Task
Below are some records. Set each one down exactly as it reads.

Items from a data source
────
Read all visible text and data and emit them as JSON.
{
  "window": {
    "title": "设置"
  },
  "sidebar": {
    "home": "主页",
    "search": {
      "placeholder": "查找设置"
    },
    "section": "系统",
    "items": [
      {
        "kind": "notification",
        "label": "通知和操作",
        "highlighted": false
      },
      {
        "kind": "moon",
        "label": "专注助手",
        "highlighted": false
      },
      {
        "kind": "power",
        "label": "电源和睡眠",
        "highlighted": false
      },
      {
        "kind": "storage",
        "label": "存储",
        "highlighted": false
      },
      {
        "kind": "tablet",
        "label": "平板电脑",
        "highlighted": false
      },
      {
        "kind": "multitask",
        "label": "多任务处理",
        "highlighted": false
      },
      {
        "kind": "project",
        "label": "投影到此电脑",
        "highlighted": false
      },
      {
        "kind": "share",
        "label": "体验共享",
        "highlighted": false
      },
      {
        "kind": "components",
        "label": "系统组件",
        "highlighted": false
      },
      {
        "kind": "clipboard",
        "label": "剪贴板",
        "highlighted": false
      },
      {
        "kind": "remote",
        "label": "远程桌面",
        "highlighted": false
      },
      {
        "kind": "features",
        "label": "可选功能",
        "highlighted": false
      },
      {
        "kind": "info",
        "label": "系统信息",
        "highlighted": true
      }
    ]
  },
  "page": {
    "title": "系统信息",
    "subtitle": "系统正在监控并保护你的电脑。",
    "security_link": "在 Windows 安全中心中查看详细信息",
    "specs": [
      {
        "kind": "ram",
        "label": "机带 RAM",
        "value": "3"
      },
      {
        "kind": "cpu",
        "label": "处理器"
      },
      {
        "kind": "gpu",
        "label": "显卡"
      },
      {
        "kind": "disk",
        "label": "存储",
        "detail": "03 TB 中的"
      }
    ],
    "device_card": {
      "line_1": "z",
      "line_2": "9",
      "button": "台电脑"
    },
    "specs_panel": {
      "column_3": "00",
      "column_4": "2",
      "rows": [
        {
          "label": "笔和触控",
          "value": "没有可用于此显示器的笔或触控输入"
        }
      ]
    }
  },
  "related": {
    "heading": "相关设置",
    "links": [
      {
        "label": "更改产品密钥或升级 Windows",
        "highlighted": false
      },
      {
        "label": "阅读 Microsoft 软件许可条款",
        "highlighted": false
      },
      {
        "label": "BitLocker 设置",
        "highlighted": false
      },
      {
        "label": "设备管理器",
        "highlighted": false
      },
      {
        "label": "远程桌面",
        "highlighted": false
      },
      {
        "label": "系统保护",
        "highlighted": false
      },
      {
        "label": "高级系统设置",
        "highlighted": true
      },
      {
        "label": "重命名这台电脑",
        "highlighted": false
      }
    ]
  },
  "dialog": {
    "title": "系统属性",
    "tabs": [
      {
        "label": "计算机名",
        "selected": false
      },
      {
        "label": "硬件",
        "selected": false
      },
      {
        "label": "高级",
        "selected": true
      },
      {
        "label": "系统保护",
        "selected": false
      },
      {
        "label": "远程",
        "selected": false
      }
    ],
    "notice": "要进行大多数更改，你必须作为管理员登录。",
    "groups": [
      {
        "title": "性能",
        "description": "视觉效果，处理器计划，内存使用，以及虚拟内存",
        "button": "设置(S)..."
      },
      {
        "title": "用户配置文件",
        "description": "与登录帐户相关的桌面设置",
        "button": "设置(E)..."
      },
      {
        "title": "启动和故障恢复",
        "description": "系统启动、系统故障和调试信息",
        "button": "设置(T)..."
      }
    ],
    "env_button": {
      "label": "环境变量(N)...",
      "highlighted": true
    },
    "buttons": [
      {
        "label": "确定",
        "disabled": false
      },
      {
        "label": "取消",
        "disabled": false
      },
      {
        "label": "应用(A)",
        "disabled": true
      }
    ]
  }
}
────
Your response
Read all visible text and data and emit them as JSON.
{
  "window": {
    "title": "设置"
  },
  "sidebar": {
    "home": "主页",
    "search": {
      "placeholder": "查找设置"
    },
    "section": "系统",
    "items": [
      {
        "kind": "notification",
        "label": "通知和操作",
        "highlighted": false
      },
      {
        "kind": "moon",
        "label": "专注助手",
        "highlighted": false
      },
      {
        "kind": "power",
        "label": "电源和睡眠",
        "highlighted": false
      },
      {
        "kind": "storage",
        "label": "存储",
        "highlighted": false
      },
      {
        "kind": "tablet",
        "label": "平板电脑",
        "highlighted": false
      },
      {
        "kind": "multitask",
        "label": "多任务处理",
        "highlighted": false
      },
      {
        "kind": "project",
        "label": "投影到此电脑",
        "highlighted": false
      },
      {
        "kind": "share",
        "label": "体验共享",
        "highlighted": false
      },
      {
        "kind": "components",
        "label": "系统组件",
        "highlighted": false
      },
      {
        "kind": "clipboard",
        "label": "剪贴板",
        "highlighted": false
      },
      {
        "kind": "remote",
        "label": "远程桌面",
        "highlighted": false
      },
      {
        "kind": "features",
        "label": "可选功能",
        "highlighted": false
      },
      {
        "kind": "info",
        "label": "系统信息",
        "highlighted": true
      }
    ]
  },
  "page": {
    "title": "系统信息",
    "subtitle": "系统正在监控并保护你的电脑。",
    "security_link": "在 Windows 安全中心中查看详细信息",
    "specs": [
      {
        "kind": "ram",
        "label": "机带 RAM",
        "value": "3"
      },
      {
        "kind": "cpu",
        "label": "处理器"
      },
      {
        "kind": "gpu",
        "label": "显卡"
      },
      {
        "kind": "disk",
        "label": "存储",
        "detail": "03 TB 中的"
      }
    ],
    "device_card": {
      "line_1": "z",
      "line_2": "9",
      "button": "台电脑"
    },
    "specs_panel": {
      "column_3": "00",
      "column_4": "2",
      "rows": [
        {
          "label": "笔和触控",
          "value": "没有可用于此显示器的笔或触控输入"
        }
      ]
    }
  },
  "related": {
    "heading": "相关设置",
    "links": [
      {
        "label": "更改产品密钥或升级 Windows",
        "highlighted": false
      },
      {
        "label": "阅读 Microsoft 软件许可条款",
        "highlighted": false
      },
      {
        "label": "BitLocker 设置",
        "highlighted": false
      },
      {
        "label": "设备管理器",
        "highlighted": false
      },
      {
        "label": "远程桌面",
        "highlighted": false
      },
      {
        "label": "系统保护",
        "highlighted": false
      },
      {
        "label": "高级系统设置",
        "highlighted": true
      },
      {
        "label": "重命名这台电脑",
        "highlighted": false
      }
    ]
  },
  "dialog": {
    "title": "系统属性",
    "tabs": [
      {
        "label": "计算机名",
        "selected": false
      },
      {
        "label": "硬件",
        "selected": false
      },
      {
        "label": "高级",
        "selected": true
      },
      {
        "label": "系统保护",
        "selected": false
      },
      {
        "label": "远程",
        "selected": false
      }
    ],
    "notice": "要进行大多数更改，你必须作为管理员登录。",
    "groups": [
      {
        "title": "性能",
        "description": "视觉效果，处理器计划，内存使用，以及虚拟内存",
        "button": "设置(S)..."
      },
      {
        "title": "用户配置文件",
        "description": "与登录帐户相关的桌面设置",
        "button": "设置(E)..."
      },
      {
        "title": "启动和故障恢复",
        "description": "系统启动、系统故障和调试信息",
        "button": "设置(T)..."
      }
    ],
    "env_button": {
      "label": "环境变量(N)...",
      "highlighted": true
    },
    "buttons": [
      {
        "label": "确定",
        "disabled": false
      },
      {
        "label": "取消",
        "disabled": false
      },
      {
        "label": "应用(A)",
        "disabled": true
      }
    ]
  }
}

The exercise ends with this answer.